Colorado State University engineering students have designed a snowmobile that decreases pollution by more than 99%, cuts fuel consumption 35% and reduces noise to conversational levels.

A typical snowmobile can produce as much air pollution as 100 cars. However, Colorado State University engineering students have designed a snowmobile that decreases pollution by more than 99%, cuts fuel consumption 35%, reduces noise to conversational levels and matches the power of today’s top-performing commercial machines.

The engine design has the potential to dramatically reduce the environmental impact of snowmobiling and decrease pollution in developing countries.

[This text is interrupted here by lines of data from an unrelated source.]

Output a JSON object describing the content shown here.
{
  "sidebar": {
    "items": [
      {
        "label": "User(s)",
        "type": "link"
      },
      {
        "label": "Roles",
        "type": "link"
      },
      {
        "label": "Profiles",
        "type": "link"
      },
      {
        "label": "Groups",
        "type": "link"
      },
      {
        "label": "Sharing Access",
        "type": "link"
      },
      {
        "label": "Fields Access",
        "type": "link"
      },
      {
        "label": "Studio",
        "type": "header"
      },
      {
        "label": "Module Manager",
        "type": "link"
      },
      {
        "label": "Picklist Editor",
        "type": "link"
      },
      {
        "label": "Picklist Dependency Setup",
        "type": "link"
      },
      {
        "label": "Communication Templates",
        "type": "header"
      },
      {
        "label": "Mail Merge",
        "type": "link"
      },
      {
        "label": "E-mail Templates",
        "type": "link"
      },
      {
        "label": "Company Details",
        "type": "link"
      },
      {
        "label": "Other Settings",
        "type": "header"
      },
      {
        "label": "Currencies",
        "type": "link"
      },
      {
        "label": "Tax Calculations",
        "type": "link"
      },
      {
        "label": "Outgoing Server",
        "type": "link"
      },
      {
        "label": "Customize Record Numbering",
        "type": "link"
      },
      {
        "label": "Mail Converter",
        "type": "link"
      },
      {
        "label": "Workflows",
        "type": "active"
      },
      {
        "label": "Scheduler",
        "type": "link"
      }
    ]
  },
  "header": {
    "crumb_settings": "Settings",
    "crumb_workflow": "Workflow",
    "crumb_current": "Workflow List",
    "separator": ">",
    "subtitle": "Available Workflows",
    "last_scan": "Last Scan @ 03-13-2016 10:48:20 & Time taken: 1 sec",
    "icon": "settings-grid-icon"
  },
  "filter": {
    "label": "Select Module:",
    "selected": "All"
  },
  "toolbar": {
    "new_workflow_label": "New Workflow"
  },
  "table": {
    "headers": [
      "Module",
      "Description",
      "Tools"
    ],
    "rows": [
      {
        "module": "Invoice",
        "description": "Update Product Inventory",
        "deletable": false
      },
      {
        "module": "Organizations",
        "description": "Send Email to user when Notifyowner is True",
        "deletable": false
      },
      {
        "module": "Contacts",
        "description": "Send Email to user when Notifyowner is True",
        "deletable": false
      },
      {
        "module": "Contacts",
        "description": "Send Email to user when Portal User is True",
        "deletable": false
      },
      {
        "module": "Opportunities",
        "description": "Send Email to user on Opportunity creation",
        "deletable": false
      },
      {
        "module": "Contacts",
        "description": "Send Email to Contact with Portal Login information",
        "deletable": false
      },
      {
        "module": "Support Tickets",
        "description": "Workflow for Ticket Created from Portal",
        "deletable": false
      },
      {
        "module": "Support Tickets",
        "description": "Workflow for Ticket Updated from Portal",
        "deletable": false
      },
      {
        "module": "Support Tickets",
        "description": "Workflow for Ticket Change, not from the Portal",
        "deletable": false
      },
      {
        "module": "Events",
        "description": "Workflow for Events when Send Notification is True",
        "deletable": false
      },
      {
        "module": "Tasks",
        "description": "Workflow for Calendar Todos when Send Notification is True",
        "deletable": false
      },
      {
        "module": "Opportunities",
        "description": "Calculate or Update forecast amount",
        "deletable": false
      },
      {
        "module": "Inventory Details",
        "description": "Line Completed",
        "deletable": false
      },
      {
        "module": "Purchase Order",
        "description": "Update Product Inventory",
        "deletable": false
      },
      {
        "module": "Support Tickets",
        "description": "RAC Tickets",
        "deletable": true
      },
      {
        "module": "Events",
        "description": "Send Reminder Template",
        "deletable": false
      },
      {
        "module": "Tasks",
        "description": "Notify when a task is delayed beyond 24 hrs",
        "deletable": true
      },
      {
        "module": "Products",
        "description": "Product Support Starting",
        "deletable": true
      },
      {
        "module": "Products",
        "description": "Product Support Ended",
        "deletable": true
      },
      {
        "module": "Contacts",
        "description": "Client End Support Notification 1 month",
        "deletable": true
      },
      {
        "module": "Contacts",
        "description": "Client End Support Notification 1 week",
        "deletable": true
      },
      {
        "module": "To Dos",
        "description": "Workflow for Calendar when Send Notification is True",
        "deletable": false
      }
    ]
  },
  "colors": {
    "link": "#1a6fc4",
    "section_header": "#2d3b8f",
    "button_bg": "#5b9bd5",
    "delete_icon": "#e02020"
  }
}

‘Our design should appeal to the environmentalist and the snowmobiler,’ said Jessica Rupp, one of the student engineers. ‘This snowmobile demonstrates a phenomenal reduction in environmental impact while improving overall performance.’

The Colorado State student team has been selected to compete against 16 other schools in the Third Annual Clean Snowmobile Challenge March 23-30 in Jackson Hole, WY. The international competition challenges teams to design, build and operate snowmobiles that reduce emissions and noise while matching or improving the performance of machines sold on the market.

‘Most commercial snowmobiles use two-stroke engines that are highly polluting,’ said Colorado State team captain Tim Bauer. ‘Our team has developed new technology to dramatically reduce pollution from two-stroke engines.’

Bryan Willson, associate professor of mechanical engineering and team adviser, said the technology developed at Colorado State has important prospective applications beyond snowmobiling. In particular, the engine design could provide means to reduce pollution in Third World countries.

‘A major part of the air pollution in Asian and African cities is generated by vehicles with traditional two-stroke engines such as those used in snowmobiles. Our new two-stroke technology has the potential to reduce pollution throughout the developing world,’ said Willson. ‘In fact, we have already been contacted by agencies in India and West Africa to discuss how this type of engine can be used to reduce pollution and increase the quality of life in these countries.’

Additionally, Colorado State representatives have been invited to visit with US government officials in Washington, DC, in April to discuss potential applications of this two-stroke technology for use in developing countries.

To reduce the pollution in a two-stroke engine, the Colorado State team began by installing a new type of fuel injection system. They partnered with the Orbital Engine Corporation of Australia and adapted the company’s advanced direct-injection technology to use in snowmobiles. Among other modifications, this required the team to build new high-performance cylinder heads.

The Colorado State student team also added a catalytic converter to oxidise any pollutants that escape the engine and developed a new muffler to reduce noise without robbing power. Even the snowmobile’s ride is more comfortable due to a high-performance suspension and an ergonomically redesigned seat and handlebar.

Sponsored by the Society of Automotive Engineers, the Clean Snowmobile Challenge was created to generate new ideas and technology to address growing concerns about exhaust and noise pollutants from off-road engines. Competition events include emission testing, acceleration, hill climb, cold start, handling, noise measurement and fuel economy.